TASK DIRECTIONS » In the data, extract each line that holds the string "title".

RECORDS PROVIDED »
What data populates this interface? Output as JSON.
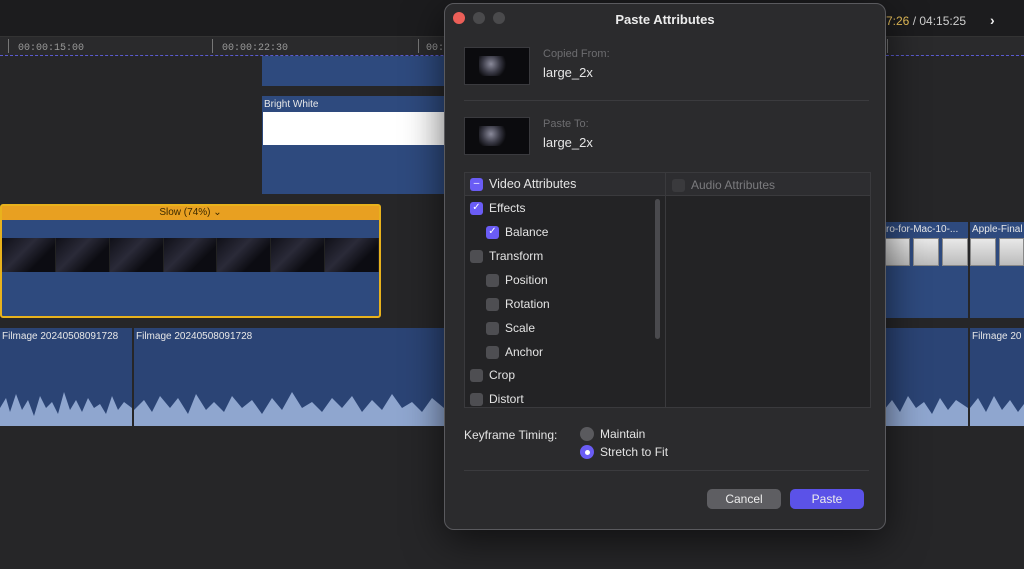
{
  "timeline": {
    "top_timecode_played": "7:26",
    "top_timecode_sep": " / ",
    "top_timecode_total": "04:15:25",
    "ruler_ticks": [
      "00:00:15:00",
      "00:00:22:30",
      "00:"
    ],
    "generator_clip_label": "Bright White",
    "speed_label": "Slow (74%) ⌄",
    "audio_clip_labels": [
      "Filmage 20240508091728",
      "Filmage 20240508091728",
      "Filmage 20"
    ],
    "right_clip_labels": [
      "ro-for-Mac-10-...",
      "Apple-Final"
    ]
  },
  "dialog": {
    "title": "Paste Attributes",
    "copied_from_label": "Copied From:",
    "copied_from_value": "large_2x",
    "paste_to_label": "Paste To:",
    "paste_to_value": "large_2x",
    "video_attributes_label": "Video Attributes",
    "audio_attributes_label": "Audio Attributes",
    "video_items": [
      {
        "label": "Effects",
        "checked": true,
        "indent": 0
      },
      {
        "label": "Balance",
        "checked": true,
        "indent": 1
      },
      {
        "label": "Transform",
        "checked": false,
        "indent": 0
      },
      {
        "label": "Position",
        "checked": false,
        "indent": 1
      },
      {
        "label": "Rotation",
        "checked": false,
        "indent": 1
      },
      {
        "label": "Scale",
        "checked": false,
        "indent": 1
      },
      {
        "label": "Anchor",
        "checked": false,
        "indent": 1
      },
      {
        "label": "Crop",
        "checked": false,
        "indent": 0
      },
      {
        "label": "Distort",
        "checked": false,
        "indent": 0
      }
    ],
    "keyframe_timing_label": "Keyframe Timing:",
    "keyframe_options": [
      "Maintain",
      "Stretch to Fit"
    ],
    "keyframe_selected": "Stretch to Fit",
    "cancel_label": "Cancel",
    "paste_label": "Paste"
  },
  "colors": {
    "accent": "#6a5cf5",
    "selection_border": "#e8b21c",
    "clip_blue": "#2e4a7e"
  }
}
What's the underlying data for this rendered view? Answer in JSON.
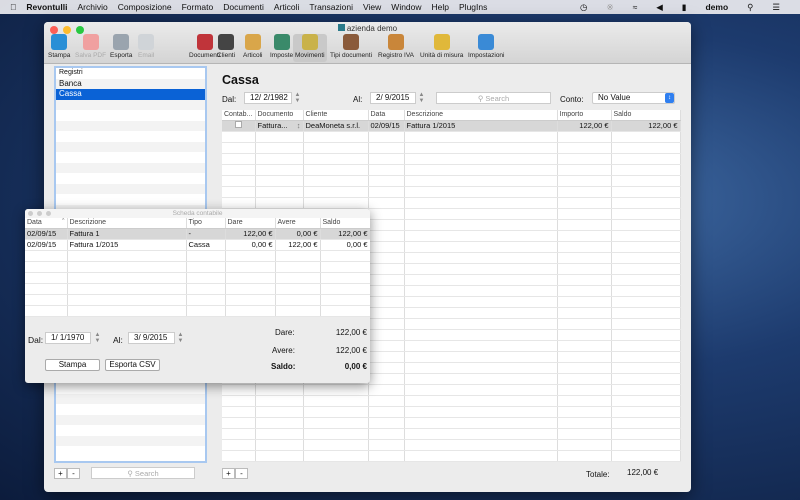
{
  "menubar": {
    "app": "Revontulli",
    "items": [
      "Archivio",
      "Composizione",
      "Formato",
      "Documenti",
      "Articoli",
      "Transazioni",
      "View",
      "Window",
      "Help",
      "PlugIns"
    ],
    "user": "demo"
  },
  "window": {
    "title": "azienda demo"
  },
  "toolbar": [
    {
      "label": "Stampa",
      "color": "#2a8fd6",
      "enabled": true
    },
    {
      "label": "Salva PDF",
      "color": "#f0a0a0",
      "enabled": false
    },
    {
      "label": "Esporta",
      "color": "#9aa4ae",
      "enabled": true
    },
    {
      "label": "Email",
      "color": "#d0d4d8",
      "enabled": false
    },
    {
      "label": "Documenti",
      "color": "#c0343a",
      "enabled": true
    },
    {
      "label": "Clienti",
      "color": "#444444",
      "enabled": true
    },
    {
      "label": "Articoli",
      "color": "#d9a64a",
      "enabled": true
    },
    {
      "label": "Imposte",
      "color": "#3a8a6a",
      "enabled": true
    },
    {
      "label": "Movimenti",
      "color": "#c9b24a",
      "enabled": true,
      "selected": true
    },
    {
      "label": "Tipi documenti",
      "color": "#8a5a3a",
      "enabled": true
    },
    {
      "label": "Registro IVA",
      "color": "#c9863a",
      "enabled": true
    },
    {
      "label": "Unità di misura",
      "color": "#e0b83a",
      "enabled": true
    },
    {
      "label": "Impostazioni",
      "color": "#3a8ad6",
      "enabled": true
    }
  ],
  "sidebar": {
    "items": [
      "Registri",
      "Banca",
      "Cassa"
    ],
    "selected": 2,
    "search_placeholder": "Search",
    "add": "+",
    "remove": "-"
  },
  "main": {
    "title": "Cassa",
    "from_label": "Dal:",
    "from": "12/ 2/1982",
    "to_label": "Al:",
    "to": "2/ 9/2015",
    "search_placeholder": "Search",
    "account_label": "Conto:",
    "account": "No Value",
    "columns": [
      "Contab...",
      "Documento",
      "Cliente",
      "Data",
      "Descrizione",
      "Importo",
      "Saldo"
    ],
    "rows": [
      {
        "checked": false,
        "documento": "Fattura...",
        "cliente": "DeaMoneta s.r.l.",
        "data": "02/09/15",
        "descrizione": "Fattura 1/2015",
        "importo": "122,00 €",
        "saldo": "122,00 €"
      }
    ],
    "total_label": "Totale:",
    "total": "122,00 €",
    "add": "+",
    "remove": "-"
  },
  "panel": {
    "title": "Scheda contabile",
    "columns": [
      "Data",
      "Descrizione",
      "Tipo",
      "Dare",
      "Avere",
      "Saldo"
    ],
    "rows": [
      [
        "02/09/15",
        "Fattura 1",
        "-",
        "122,00 €",
        "0,00 €",
        "122,00 €"
      ],
      [
        "02/09/15",
        "Fattura 1/2015",
        "Cassa",
        "0,00 €",
        "122,00 €",
        "0,00 €"
      ]
    ],
    "from_label": "Dal:",
    "from": "1/ 1/1970",
    "to_label": "Al:",
    "to": "3/ 9/2015",
    "dare_label": "Dare:",
    "dare": "122,00 €",
    "avere_label": "Avere:",
    "avere": "122,00 €",
    "saldo_label": "Saldo:",
    "saldo": "0,00 €",
    "print": "Stampa",
    "export": "Esporta CSV"
  }
}
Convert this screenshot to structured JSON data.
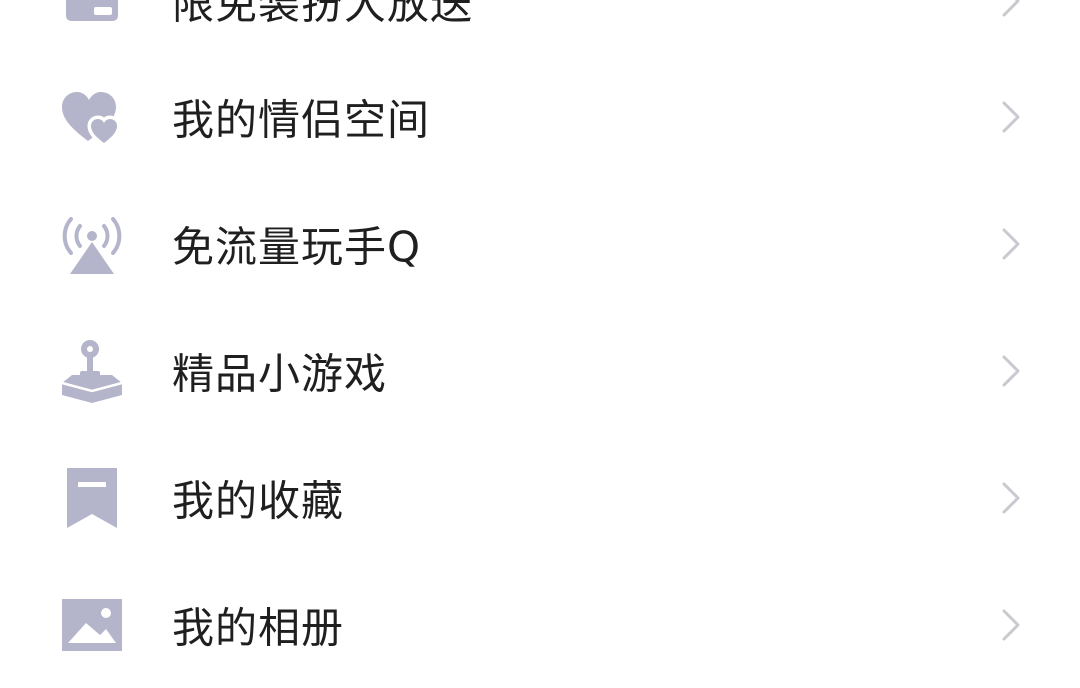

EXPECTED ANSWER »
    "title": "Paste Attributes",
    "title": "azienda demo"
    "title": "Cassa",
    "title": "Scheda contabile",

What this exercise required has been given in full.